Who want to translate what we do for Chinese, contact: email@example.com And for safety, anyone will know that were you to translate.
For who doesn’t understand the part “anyone will know”, it’s ‘anyone will never’🙂
Our new email is firstname.lastname@example.org
All the people that couldn’t send the mails, try again for the new email. All that could, don’t send.
ReTweet! #GlobalREvolution coming! Fight for your rights!
Then it was back to business as usual. The Chinese government website tygtzy.gov.cn was hacked and defaced, though it appears to be back and operational at the time of writing. Then the group teamed up with some other hackers and targeted two Ugandan websites: unbs.go.ug and jlos.go.ug. The first one had one username and password posted on PasteBay while the second had two usernames and passwords posted, also on PasteBay.
Here are the tweets about the most recent attacks:
So Chinese Gov hacked again😀 let’s see what we have today😉
http://tygtzy.gov.cn/ hacked differently😀 message in chinese \\\ lulz
http://tygtzy.gov.cn/index_en.htm and here you have the hacked english version hahah
http://jlos.go.ug/ hacked by @_f0ws3r , Anonymous China and @MalSec Leak:
@YourAnonNews in the deface http://tygtzy.gov.cn/ this time with other song😀
Chinese people, protest, stand up, wake up!
On a related note, I found it interesting that the group has started using pastebay.net instead of pastebin.com (see also: Pastebin to hunt for hacker pastes, Anonymous cries censorship). This may be a coincidence, but we’ll see soon enough if other Anonymous factions abandon Pastebin as well.
这两天为了让手头的山寨Android tablet Ten3翻墙，折腾了半天。虽然最后还是没能成功，但对伟大的GFW和如何翻墙，有了更多的认识。
翻墙之前的首先要了解GFW是如何干扰网络连接的，具体可见 GFW封锁网络的几种常用方法。 干扰大体可以分为DNS干扰，IP封锁，TCP连接干扰，SSL干扰。翻墙的方法虽然千差万别，但基本思路都是一样：建立本地和国外服务器的加密通道，将 本地的DNS查询连接，HTTP/HTTPS中转至国外服务器。对于DNS服务，除了加密中转通道，还需要设置正确的DNS服务器(like Google or opendns)来解决DNS劫持问题。

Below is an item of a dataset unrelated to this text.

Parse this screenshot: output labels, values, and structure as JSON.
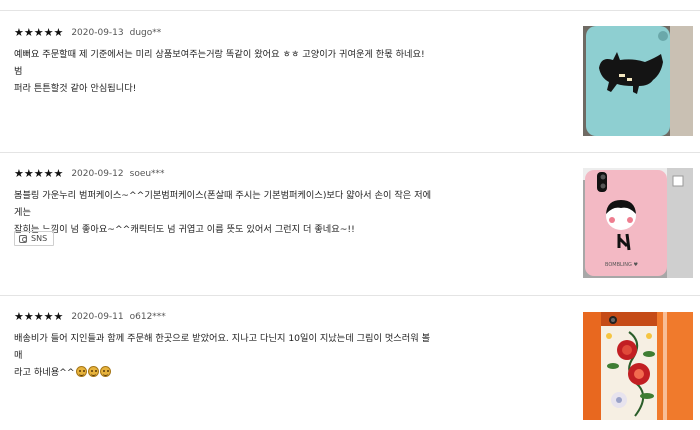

从上面可以看到，利用国外服务器建立加密中转通道是翻墙的关键。TCP/IP连接是分层架构，因此较高层上的加密中转只能适应部分程序。 openvpn/l2tp/pptp都是较低层面的加密连接，可以让所有的本地连接加密中转。SSH的socket proxy可以加密中转http/https的接连。需要注意的是http proxy并不能处理ftp和https的中转。https的中转需要socket proxy来处理。
除了国外服务器，加密中转的另外一个问题就是如何将本地连接转发至加密通道上。openvpn/l2tp/pptp在内核空间增加了一个 network adapter，所以只需要通过路由表就可以进行转发。对于http/socket proxy通道，如果application支持proxy，则可以自动转发；反之则需要利用iptables将http/https连接通过 transparent SOCKS proxy转成socket proxy。
当加密中转连接到到服务器端时，还需要在服务器端做一些设置以便进行中转。openvpn/l2tp/pptp是通过iptables在内 核实现转发。ssh即可以利用-D选择转发socket，或者利用端口映射将socket转发至socket proxy或者http proxy。
l2tp和pptp是大多数android设备都默认支持的VPN。但很多router或者firewall不支持pptp，常常会遇见一些莫名其 妙的问题。openvpn需要android内核支持tun.ko模块。同时android还需要有binary openvpn application。整个安装过程较为复杂。
sshtunnel/gaeproxy是socket/http level的加密中转，因此需要利用到android中的iptable及相应的kernel module。
Ten3由于没有iptable相应模块。所以无法使用ssh。 pptp和/l2tp的binary application貌似有问题，无法连接pptpd服务端。但万幸的是tun.ko模块原生自带，只要在市场下载openvpn installer和openvpn setting就可以使用了。为避免dns污染，还需要装一个改变dns的软件。